The AP study suggests an urgent need for ethical guardrails in AI’s journalistic use. Respondents called for concrete guidelines to ensure AI-generated content adheres to journalistic standards. It’s not just a question of what AI can do, but also what it should do. Among respondents, the creation of entire pieces by AI was largely frowned upon, with many advocating for a ban on such practices.

Training programs in AI literacy and responsible use are not just beneficial but necessary. However, the report uncovers an undercurrent of resistance: approximately 20% of respondents preferred to sidestep AI usage entirely due to ethical reservations. This reveals a dichotomy between AI’s promise and its perceived threats to journalistic integrity.

Towards an AI-Integrated Future

As we peer into the future, AI’s role in media appears both bright and challenging. The expectation isn’t that AI will replace human creativity but that it will enhance and amplify journalistic capabilities. Ethical considerations, however, remain the cornerstone of this integration.

As such, the role of editors, executives, and reporters is pivotal in ensuring responsible AI use. The task is not just to leverage AI for productivity gains but to weave the technology into the tapestry of journalistic values — accuracy, transparency, impartiality, and accountability.

Furthermore, collaborations and partnerships can advance the field significantly. The mutual exchange of data and insights between media houses and AI developers can refine AI models, provided that intellectual property rights and journalistic integrity are respected.

The need for industry-wide standards is apparent. Shared guidelines, drawing from collective experiences and evolving with the technology, will provide a foundation for responsible AI use. And as we move forward, investment in training and development, policy-making, and research becomes indispensable.

The task ahead is twofold: First, harness AI’s power to elevate journalistic efficiency, creativity, and scope. Second, and more importantly, implement rigorous ethical standards that safeguard the core values of journalism. This includes transparency in AI use, respect for intellectual property, and meticulous oversight to prevent the spread of misinformation.

The AP report suggests that editors and managers are chiefly responsible for the ethical deployment of AI. However, an industry-wide effort is paramount. As news organizations increasingly share data with AI developers, mutual respect for copyright and the creation of beneficial partnerships is key to advancing AI’s role responsibly.

Generative AI is both an opportunity and a challenge for modern journalism.

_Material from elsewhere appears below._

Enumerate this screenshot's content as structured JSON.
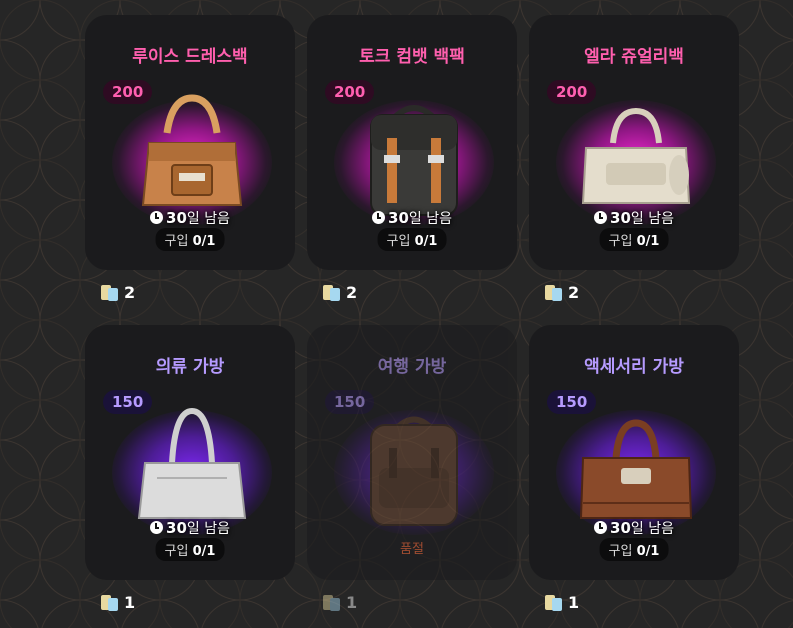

By establishing robust ethical standards and investing in training, policy-making, and research, the media can navigate this new landscape with integrity. The evolution of AI use in media is ongoing, but the commitment to ethical journalism must remain steadfast.